*WHAT IS NEEDED*:
Every line below should be set down exactly as it appears.

*AVAILABLE RECORDS*:
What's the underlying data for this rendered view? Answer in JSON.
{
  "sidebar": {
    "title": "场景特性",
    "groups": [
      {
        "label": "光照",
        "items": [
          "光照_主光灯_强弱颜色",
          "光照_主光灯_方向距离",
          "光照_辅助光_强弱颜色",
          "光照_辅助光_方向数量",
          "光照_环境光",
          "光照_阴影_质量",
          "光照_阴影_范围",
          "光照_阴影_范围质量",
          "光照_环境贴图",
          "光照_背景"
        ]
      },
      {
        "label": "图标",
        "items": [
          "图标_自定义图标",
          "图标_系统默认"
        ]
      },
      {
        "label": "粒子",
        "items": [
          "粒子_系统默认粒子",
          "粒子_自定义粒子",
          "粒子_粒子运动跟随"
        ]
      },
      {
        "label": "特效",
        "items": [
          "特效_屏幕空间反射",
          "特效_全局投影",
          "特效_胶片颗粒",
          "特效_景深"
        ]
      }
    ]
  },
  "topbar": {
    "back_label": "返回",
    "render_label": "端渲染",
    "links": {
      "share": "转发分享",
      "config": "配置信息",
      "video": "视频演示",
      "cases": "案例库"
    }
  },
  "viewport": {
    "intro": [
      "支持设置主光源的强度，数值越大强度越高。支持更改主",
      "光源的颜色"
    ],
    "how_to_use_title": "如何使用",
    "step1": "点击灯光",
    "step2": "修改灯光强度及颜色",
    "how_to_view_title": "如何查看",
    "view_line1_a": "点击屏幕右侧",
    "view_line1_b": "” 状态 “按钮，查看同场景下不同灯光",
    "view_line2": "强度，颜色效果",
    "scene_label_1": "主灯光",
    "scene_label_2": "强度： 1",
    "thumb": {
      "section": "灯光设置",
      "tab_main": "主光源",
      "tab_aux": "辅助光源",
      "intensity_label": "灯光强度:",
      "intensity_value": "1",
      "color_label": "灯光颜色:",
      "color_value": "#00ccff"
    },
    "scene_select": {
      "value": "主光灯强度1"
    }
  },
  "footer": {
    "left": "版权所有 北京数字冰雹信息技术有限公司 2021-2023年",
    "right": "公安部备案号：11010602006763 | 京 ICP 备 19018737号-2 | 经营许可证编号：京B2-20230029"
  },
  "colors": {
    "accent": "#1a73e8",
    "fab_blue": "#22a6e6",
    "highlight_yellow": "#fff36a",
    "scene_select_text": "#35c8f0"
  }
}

*ANSWER TO THIS EXERCISE*:
What's the underlying data for this rendered view? Answer in JSON.
{
  "sidebar": {
    "title": "场景特性",
    "groups": [
      {
        "label": "光照",
        "items": [
          "光照_主光灯_强弱颜色",
          "光照_主光灯_方向距离",
          "光照_辅助光_强弱颜色",
          "光照_辅助光_方向数量",
          "光照_环境光",
          "光照_阴影_质量",
          "光照_阴影_范围",
          "光照_阴影_范围质量",
          "光照_环境贴图",
          "光照_背景"
        ]
      },
      {
        "label": "图标",
        "items": [
          "图标_自定义图标",
          "图标_系统默认"
        ]
      },
      {
        "label": "粒子",
        "items": [
          "粒子_系统默认粒子",
          "粒子_自定义粒子",
          "粒子_粒子运动跟随"
        ]
      },
      {
        "label": "特效",
        "items": [
          "特效_屏幕空间反射",
          "特效_全局投影",
          "特效_胶片颗粒",
          "特效_景深"
        ]
      }
    ]
  },
  "topbar": {
    "back_label": "返回",
    "render_label": "端渲染",
    "links": {
      "share": "转发分享",
      "config": "配置信息",
      "video": "视频演示",
      "cases": "案例库"
    }
  },
  "viewport": {
    "intro": [
      "支持设置主光源的强度，数值越大强度越高。支持更改主",
      "光源的颜色"
    ],
    "how_to_use_title": "如何使用",
    "step1": "点击灯光",
    "step2": "修改灯光强度及颜色",
    "how_to_view_title": "如何查看",
    "view_line1_a": "点击屏幕右侧",
    "view_line1_b": "” 状态 “按钮，查看同场景下不同灯光",
    "view_line2": "强度，颜色效果",
    "scene_label_1": "主灯光",
    "scene_label_2": "强度： 1",
    "thumb": {
      "section": "灯光设置",
      "tab_main": "主光源",
      "tab_aux": "辅助光源",
      "intensity_label": "灯光强度:",
      "intensity_value": "1",
      "color_label": "灯光颜色:",
      "color_value": "#00ccff"
    },
    "scene_select": {
      "value": "主光灯强度1"
    }
  },
  "footer": {
    "left": "版权所有 北京数字冰雹信息技术有限公司 2021-2023年",
    "right": "公安部备案号：11010602006763 | 京 ICP 备 19018737号-2 | 经营许可证编号：京B2-20230029"
  },
  "colors": {
    "accent": "#1a73e8",
    "fab_blue": "#22a6e6",
    "highlight_yellow": "#fff36a",
    "scene_select_text": "#35c8f0"
  }
}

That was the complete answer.